» **WORK REQUEST**
Could you repeat the records below exactly as written?
─── RECORDS FOR THIS EXERCISE ───
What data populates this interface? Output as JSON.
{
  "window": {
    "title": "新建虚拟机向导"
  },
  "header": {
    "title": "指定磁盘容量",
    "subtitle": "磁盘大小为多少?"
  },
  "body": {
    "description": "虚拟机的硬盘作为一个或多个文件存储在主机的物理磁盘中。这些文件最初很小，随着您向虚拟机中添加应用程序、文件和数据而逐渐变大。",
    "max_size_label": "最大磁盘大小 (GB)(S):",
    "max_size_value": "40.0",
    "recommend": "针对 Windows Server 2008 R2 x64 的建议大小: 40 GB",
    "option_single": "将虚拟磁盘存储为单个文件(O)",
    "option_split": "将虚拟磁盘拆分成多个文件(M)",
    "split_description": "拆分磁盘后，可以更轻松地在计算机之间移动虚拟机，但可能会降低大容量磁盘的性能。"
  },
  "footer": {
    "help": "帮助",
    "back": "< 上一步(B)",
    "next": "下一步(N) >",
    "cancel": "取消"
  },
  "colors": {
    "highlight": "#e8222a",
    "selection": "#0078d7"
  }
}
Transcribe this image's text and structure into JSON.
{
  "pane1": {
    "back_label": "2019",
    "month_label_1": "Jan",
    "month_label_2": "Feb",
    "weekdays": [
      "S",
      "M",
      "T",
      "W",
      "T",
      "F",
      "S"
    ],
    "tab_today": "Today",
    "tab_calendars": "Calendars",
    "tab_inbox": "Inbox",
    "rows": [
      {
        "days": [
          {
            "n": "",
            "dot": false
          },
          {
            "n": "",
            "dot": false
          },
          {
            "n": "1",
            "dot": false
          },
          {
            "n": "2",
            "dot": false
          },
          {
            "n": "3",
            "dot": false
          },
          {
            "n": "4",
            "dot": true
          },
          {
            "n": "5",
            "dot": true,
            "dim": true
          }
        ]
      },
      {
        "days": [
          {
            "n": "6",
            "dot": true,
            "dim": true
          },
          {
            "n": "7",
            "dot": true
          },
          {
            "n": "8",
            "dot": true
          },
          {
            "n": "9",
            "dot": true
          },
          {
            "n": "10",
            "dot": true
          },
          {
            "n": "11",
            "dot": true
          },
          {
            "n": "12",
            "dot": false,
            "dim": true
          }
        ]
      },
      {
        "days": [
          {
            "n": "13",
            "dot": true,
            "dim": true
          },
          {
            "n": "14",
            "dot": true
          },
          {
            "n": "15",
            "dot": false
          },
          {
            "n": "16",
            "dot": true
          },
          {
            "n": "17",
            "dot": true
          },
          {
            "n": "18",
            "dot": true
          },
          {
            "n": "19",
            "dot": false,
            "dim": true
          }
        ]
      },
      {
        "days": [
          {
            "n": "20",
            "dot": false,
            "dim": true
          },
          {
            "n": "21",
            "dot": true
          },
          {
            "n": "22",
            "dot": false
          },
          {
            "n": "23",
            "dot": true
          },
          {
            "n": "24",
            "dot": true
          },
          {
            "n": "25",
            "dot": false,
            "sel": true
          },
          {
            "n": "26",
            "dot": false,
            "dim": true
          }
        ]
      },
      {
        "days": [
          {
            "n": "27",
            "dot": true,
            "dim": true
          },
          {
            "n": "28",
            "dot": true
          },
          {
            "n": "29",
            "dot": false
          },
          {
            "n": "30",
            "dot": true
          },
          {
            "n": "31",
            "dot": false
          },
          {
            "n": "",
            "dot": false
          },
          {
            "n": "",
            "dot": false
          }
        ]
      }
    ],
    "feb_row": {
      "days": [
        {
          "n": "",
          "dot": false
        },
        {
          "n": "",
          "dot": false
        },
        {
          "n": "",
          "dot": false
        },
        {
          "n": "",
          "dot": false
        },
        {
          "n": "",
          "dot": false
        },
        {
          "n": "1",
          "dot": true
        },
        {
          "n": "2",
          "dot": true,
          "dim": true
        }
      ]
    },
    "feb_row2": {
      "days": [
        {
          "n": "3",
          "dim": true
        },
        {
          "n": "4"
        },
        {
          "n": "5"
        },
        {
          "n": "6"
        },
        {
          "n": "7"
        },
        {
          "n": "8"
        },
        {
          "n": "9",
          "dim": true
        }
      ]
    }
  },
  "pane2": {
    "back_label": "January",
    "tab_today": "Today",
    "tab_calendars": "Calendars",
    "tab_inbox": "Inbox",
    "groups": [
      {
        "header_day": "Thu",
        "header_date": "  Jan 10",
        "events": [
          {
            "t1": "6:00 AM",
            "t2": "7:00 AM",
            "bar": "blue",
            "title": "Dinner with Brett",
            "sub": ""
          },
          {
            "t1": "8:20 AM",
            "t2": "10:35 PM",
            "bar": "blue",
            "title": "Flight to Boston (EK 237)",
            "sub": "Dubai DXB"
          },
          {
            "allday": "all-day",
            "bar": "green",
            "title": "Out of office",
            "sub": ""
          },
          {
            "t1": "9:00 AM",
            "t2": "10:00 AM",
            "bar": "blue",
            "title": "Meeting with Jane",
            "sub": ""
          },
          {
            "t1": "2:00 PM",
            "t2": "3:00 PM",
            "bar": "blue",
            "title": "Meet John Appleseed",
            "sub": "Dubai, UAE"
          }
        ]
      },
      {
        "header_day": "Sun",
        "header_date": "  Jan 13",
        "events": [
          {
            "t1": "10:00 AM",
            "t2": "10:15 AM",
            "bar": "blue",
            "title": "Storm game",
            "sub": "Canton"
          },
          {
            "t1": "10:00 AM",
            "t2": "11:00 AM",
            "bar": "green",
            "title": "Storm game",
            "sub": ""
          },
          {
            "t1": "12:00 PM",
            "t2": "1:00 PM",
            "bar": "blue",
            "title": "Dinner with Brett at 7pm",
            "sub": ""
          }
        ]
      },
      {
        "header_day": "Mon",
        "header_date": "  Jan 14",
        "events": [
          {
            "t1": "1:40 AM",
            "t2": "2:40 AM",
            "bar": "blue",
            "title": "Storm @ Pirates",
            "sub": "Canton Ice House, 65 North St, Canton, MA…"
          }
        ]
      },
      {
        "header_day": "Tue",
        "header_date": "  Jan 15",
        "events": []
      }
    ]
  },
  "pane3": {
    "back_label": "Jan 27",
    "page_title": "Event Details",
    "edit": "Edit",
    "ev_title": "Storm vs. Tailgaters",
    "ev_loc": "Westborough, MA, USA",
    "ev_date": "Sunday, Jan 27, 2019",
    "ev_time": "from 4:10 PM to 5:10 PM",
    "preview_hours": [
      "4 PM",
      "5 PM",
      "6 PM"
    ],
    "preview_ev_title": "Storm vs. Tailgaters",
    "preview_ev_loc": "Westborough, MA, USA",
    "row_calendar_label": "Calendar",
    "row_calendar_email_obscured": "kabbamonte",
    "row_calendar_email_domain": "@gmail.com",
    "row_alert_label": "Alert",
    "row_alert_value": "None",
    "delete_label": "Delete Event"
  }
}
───
» **ANSWER TO THIS EXERCISE**
What data populates this interface? Output as JSON.
{
  "window": {
    "title": "新建虚拟机向导"
  },
  "header": {
    "title": "指定磁盘容量",
    "subtitle": "磁盘大小为多少?"
  },
  "body": {
    "description": "虚拟机的硬盘作为一个或多个文件存储在主机的物理磁盘中。这些文件最初很小，随着您向虚拟机中添加应用程序、文件和数据而逐渐变大。",
    "max_size_label": "最大磁盘大小 (GB)(S):",
    "max_size_value": "40.0",
    "recommend": "针对 Windows Server 2008 R2 x64 的建议大小: 40 GB",
    "option_single": "将虚拟磁盘存储为单个文件(O)",
    "option_split": "将虚拟磁盘拆分成多个文件(M)",
    "split_description": "拆分磁盘后，可以更轻松地在计算机之间移动虚拟机，但可能会降低大容量磁盘的性能。"
  },
  "footer": {
    "help": "帮助",
    "back": "< 上一步(B)",
    "next": "下一步(N) >",
    "cancel": "取消"
  },
  "colors": {
    "highlight": "#e8222a",
    "selection": "#0078d7"
  }
}
Transcribe this image's text and structure into JSON.
{
  "pane1": {
    "back_label": "2019",
    "month_label_1": "Jan",
    "month_label_2": "Feb",
    "weekdays": [
      "S",
      "M",
      "T",
      "W",
      "T",
      "F",
      "S"
    ],
    "tab_today": "Today",
    "tab_calendars": "Calendars",
    "tab_inbox": "Inbox",
    "rows": [
      {
        "days": [
          {
            "n": "",
            "dot": false
          },
          {
            "n": "",
            "dot": false
          },
          {
            "n": "1",
            "dot": false
          },
          {
            "n": "2",
            "dot": false
          },
          {
            "n": "3",
            "dot": false
          },
          {
            "n": "4",
            "dot": true
          },
          {
            "n": "5",
            "dot": true,
            "dim": true
          }
        ]
      },
      {
        "days": [
          {
            "n": "6",
            "dot": true,
            "dim": true
          },
          {
            "n": "7",
            "dot": true
          },
          {
            "n": "8",
            "dot": true
          },
          {
            "n": "9",
            "dot": true
          },
          {
            "n": "10",
            "dot": true
          },
          {
            "n": "11",
            "dot": true
          },
          {
            "n": "12",
            "dot": false,
            "dim": true
          }
        ]
      },
      {
        "days": [
          {
            "n": "13",
            "dot": true,
            "dim": true
          },
          {
            "n": "14",
            "dot": true
          },
          {
            "n": "15",
            "dot": false
          },
          {
            "n": "16",
            "dot": true
          },
          {
            "n": "17",
            "dot": true
          },
          {
            "n": "18",
            "dot": true
          },
          {
            "n": "19",
            "dot": false,
            "dim": true
          }
        ]
      },
      {
        "days": [
          {
            "n": "20",
            "dot": false,
            "dim": true
          },
          {
            "n": "21",
            "dot": true
          },
          {
            "n": "22",
            "dot": false
          },
          {
            "n": "23",
            "dot": true
          },
          {
            "n": "24",
            "dot": true
          },
          {
            "n": "25",
            "dot": false,
            "sel": true
          },
          {
            "n": "26",
            "dot": false,
            "dim": true
          }
        ]
      },
      {
        "days": [
          {
            "n": "27",
            "dot": true,
            "dim": true
          },
          {
            "n": "28",
            "dot": true
          },
          {
            "n": "29",
            "dot": false
          },
          {
            "n": "30",
            "dot": true
          },
          {
            "n": "31",
            "dot": false
          },
          {
            "n": "",
            "dot": false
          },
          {
            "n": "",
            "dot": false
          }
        ]
      }
    ],
    "feb_row": {
      "days": [
        {
          "n": "",
          "dot": false
        },
        {
          "n": "",
          "dot": false
        },
        {
          "n": "",
          "dot": false
        },
        {
          "n": "",
          "dot": false
        },
        {
          "n": "",
          "dot": false
        },
        {
          "n": "1",
          "dot": true
        },
        {
          "n": "2",
          "dot": true,
          "dim": true
        }
      ]
    },
    "feb_row2": {
      "days": [
        {
          "n": "3",
          "dim": true
        },
        {
          "n": "4"
        },
        {
          "n": "5"
        },
        {
          "n": "6"
        },
        {
          "n": "7"
        },
        {
          "n": "8"
        },
        {
          "n": "9",
          "dim": true
        }
      ]
    }
  },
  "pane2": {
    "back_label": "January",
    "tab_today": "Today",
    "tab_calendars": "Calendars",
    "tab_inbox": "Inbox",
    "groups": [
      {
        "header_day": "Thu",
        "header_date": "  Jan 10",
        "events": [
          {
            "t1": "6:00 AM",
            "t2": "7:00 AM",
            "bar": "blue",
            "title": "Dinner with Brett",
            "sub": ""
          },
          {
            "t1": "8:20 AM",
            "t2": "10:35 PM",
            "bar": "blue",
            "title": "Flight to Boston (EK 237)",
            "sub": "Dubai DXB"
          },
          {
            "allday": "all-day",
            "bar": "green",
            "title": "Out of office",
            "sub": ""
          },
          {
            "t1": "9:00 AM",
            "t2": "10:00 AM",
            "bar": "blue",
            "title": "Meeting with Jane",
            "sub": ""
          },
          {
            "t1": "2:00 PM",
            "t2": "3:00 PM",
            "bar": "blue",
            "title": "Meet John Appleseed",
            "sub": "Dubai, UAE"
          }
        ]
      },
      {
        "header_day": "Sun",
        "header_date": "  Jan 13",
        "events": [
          {
            "t1": "10:00 AM",
            "t2": "10:15 AM",
            "bar": "blue",
            "title": "Storm game",
            "sub": "Canton"
          },
          {
            "t1": "10:00 AM",
            "t2": "11:00 AM",
            "bar": "green",
            "title": "Storm game",
            "sub": ""
          },
          {
            "t1": "12:00 PM",
            "t2": "1:00 PM",
            "bar": "blue",
            "title": "Dinner with Brett at 7pm",
            "sub": ""
          }
        ]
      },
      {
        "header_day": "Mon",
        "header_date": "  Jan 14",
        "events": [
          {
            "t1": "1:40 AM",
            "t2": "2:40 AM",
            "bar": "blue",
            "title": "Storm @ Pirates",
            "sub": "Canton Ice House, 65 North St, Canton, MA…"
          }
        ]
      },
      {
        "header_day": "Tue",
        "header_date": "  Jan 15",
        "events": []
      }
    ]
  },
  "pane3": {
    "back_label": "Jan 27",
    "page_title": "Event Details",
    "edit": "Edit",
    "ev_title": "Storm vs. Tailgaters",
    "ev_loc": "Westborough, MA, USA",
    "ev_date": "Sunday, Jan 27, 2019",
    "ev_time": "from 4:10 PM to 5:10 PM",
    "preview_hours": [
      "4 PM",
      "5 PM",
      "6 PM"
    ],
    "preview_ev_title": "Storm vs. Tailgaters",
    "preview_ev_loc": "Westborough, MA, USA",
    "row_calendar_label": "Calendar",
    "row_calendar_email_obscured": "kabbamonte",
    "row_calendar_email_domain": "@gmail.com",
    "row_alert_label": "Alert",
    "row_alert_value": "None",
    "delete_label": "Delete Event"
  }
}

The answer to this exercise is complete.